• [Dataset records]
=== Begin Enclosure ===
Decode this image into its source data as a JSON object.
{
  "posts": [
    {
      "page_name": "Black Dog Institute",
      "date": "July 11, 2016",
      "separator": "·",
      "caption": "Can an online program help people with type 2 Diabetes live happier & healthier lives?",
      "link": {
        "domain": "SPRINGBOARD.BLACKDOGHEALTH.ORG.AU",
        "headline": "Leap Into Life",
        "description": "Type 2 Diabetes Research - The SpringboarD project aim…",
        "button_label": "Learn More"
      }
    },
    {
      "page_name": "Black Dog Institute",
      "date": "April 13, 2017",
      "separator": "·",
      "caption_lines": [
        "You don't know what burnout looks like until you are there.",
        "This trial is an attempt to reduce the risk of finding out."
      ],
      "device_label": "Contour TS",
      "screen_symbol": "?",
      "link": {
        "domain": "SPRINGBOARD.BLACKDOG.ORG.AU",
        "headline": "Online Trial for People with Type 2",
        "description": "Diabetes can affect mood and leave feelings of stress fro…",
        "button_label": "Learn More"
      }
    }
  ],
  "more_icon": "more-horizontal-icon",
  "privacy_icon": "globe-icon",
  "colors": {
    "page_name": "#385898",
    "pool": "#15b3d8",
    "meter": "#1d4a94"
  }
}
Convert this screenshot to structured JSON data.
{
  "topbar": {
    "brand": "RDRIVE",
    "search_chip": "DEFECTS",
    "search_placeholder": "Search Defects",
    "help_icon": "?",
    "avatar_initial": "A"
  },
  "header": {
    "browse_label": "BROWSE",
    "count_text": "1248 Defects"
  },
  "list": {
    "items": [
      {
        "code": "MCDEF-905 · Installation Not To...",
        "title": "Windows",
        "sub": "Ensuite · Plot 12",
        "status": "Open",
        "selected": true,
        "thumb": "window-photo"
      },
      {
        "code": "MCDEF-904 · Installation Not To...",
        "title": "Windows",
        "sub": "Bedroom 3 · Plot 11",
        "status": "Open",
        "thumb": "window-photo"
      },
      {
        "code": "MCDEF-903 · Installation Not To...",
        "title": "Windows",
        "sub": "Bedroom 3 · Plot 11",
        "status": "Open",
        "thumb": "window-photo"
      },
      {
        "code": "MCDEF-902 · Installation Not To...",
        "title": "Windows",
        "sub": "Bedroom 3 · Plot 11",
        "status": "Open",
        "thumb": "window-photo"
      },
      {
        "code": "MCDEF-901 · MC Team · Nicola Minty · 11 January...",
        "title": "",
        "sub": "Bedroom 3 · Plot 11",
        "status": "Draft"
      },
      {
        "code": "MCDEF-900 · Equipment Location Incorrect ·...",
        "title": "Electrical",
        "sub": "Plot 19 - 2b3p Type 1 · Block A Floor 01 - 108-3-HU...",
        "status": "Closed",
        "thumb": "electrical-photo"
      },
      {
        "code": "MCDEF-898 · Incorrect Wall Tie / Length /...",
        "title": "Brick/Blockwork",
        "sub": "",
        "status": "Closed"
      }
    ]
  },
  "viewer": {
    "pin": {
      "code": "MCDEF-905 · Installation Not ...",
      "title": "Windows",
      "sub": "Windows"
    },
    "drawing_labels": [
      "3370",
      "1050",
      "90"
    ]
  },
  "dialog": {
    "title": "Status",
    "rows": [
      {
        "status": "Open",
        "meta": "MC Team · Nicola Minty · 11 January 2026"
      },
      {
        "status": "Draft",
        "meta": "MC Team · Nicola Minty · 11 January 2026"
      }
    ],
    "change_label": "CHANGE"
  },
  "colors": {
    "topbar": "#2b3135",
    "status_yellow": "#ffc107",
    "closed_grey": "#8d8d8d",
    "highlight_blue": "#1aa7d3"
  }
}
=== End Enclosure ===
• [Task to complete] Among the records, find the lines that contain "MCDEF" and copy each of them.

• [Answer box]
        "code": "MCDEF-905 · Installation Not To...",
        "code": "MCDEF-904 · Installation Not To...",
        "code": "MCDEF-903 · Installation Not To...",
        "code": "MCDEF-902 · Installation Not To...",
        "code": "MCDEF-901 · MC Team · Nicola Minty · 11 January...",
        "code": "MCDEF-900 · Equipment Location Incorrect ·...",
        "code": "MCDEF-898 · Incorrect Wall Tie / Length /...",
      "code": "MCDEF-905 · Installation Not ...",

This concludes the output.